BOSTON ( TheStreet) -- Small-cap stocks have enjoyed a tremendous rally since the March 2009 low, although the recent losing streak for equity markets has stoked fears that bankruptcy for some companies with share prices below $5 is imminent.
There are few reliable ways of determining which companies are at a greater risk of going bankrupt than others. The Altman Z-score, a formula developed by New York University professor Edward Altman in 1968, is one of them.
The Altman Z-score measures companies' financial health to predict which may enter bankruptcy within two years. The gauge was 80% to 90% accurate on samples of distressed firms one year prior to bankruptcy by examining working capital, retained earnings and other measures, according to Altman's study.
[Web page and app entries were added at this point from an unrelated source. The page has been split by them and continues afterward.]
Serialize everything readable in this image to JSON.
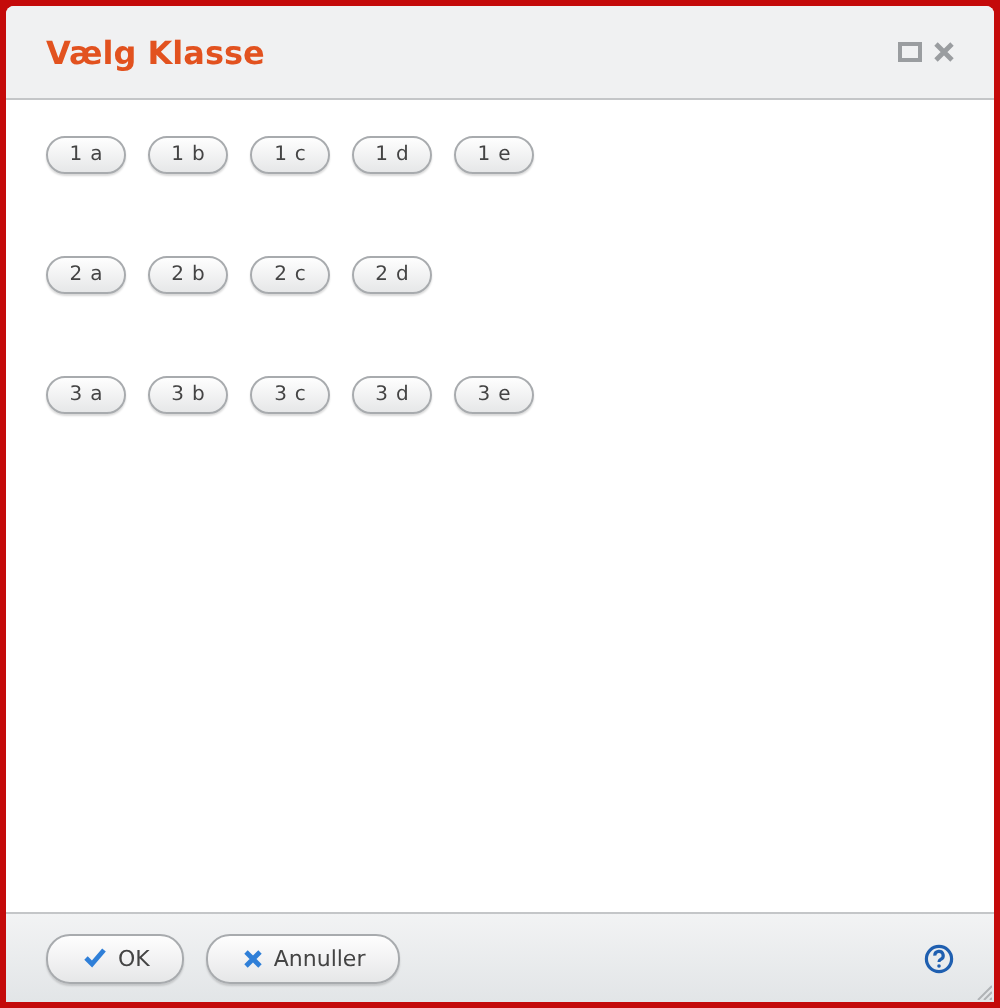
{
  "window": {
    "title": "Vælg Klasse"
  },
  "class_rows": [
    {
      "classes": [
        "1a",
        "1b",
        "1c",
        "1d",
        "1e"
      ]
    },
    {
      "classes": [
        "2a",
        "2b",
        "2c",
        "2d"
      ]
    },
    {
      "classes": [
        "3a",
        "3b",
        "3c",
        "3d",
        "3e"
      ]
    }
  ],
  "buttons": [
    {
      "kind": "ok",
      "label": "OK"
    },
    {
      "kind": "cancel",
      "label": "Annuller"
    }
  ]
}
Altman Z-scores carry three classifications. Companies with an Altman Z-score of at least 3 are considered "safe," while those with 1.8 or less are "distressed." Those in between are in a gray zone. Some stocks trading under $5 even have a negative score.With data provided by iMetrix, TheStreet found 10 companies on the New York Stock Exchange, NYSE Amex and Nasdaq trading at less than $5 with the lowest Altman Z-scores. The current ratio for each company is given, as that gauge can help investors measure the ability to meet short-term obligations. If a company with a low Altman Z-score runs into cash-flow problems, a failed new product or unexpected expenses, for example, the chance of bankruptcy rises.
10. PositiveID (PSID) Company Profile: Formed after the 2009 merger of VeriChip and Steel Vault, PositiveID provides health- and security-identification tools to protect consumers and businesses. Altman Z-score: -33.47 Current Share Price: 34 cents (June 7) 2011 Return: -45% Current Ratio: 1.5, indicating that PositiveID should be able to meet its short-term liabilities with its current assets.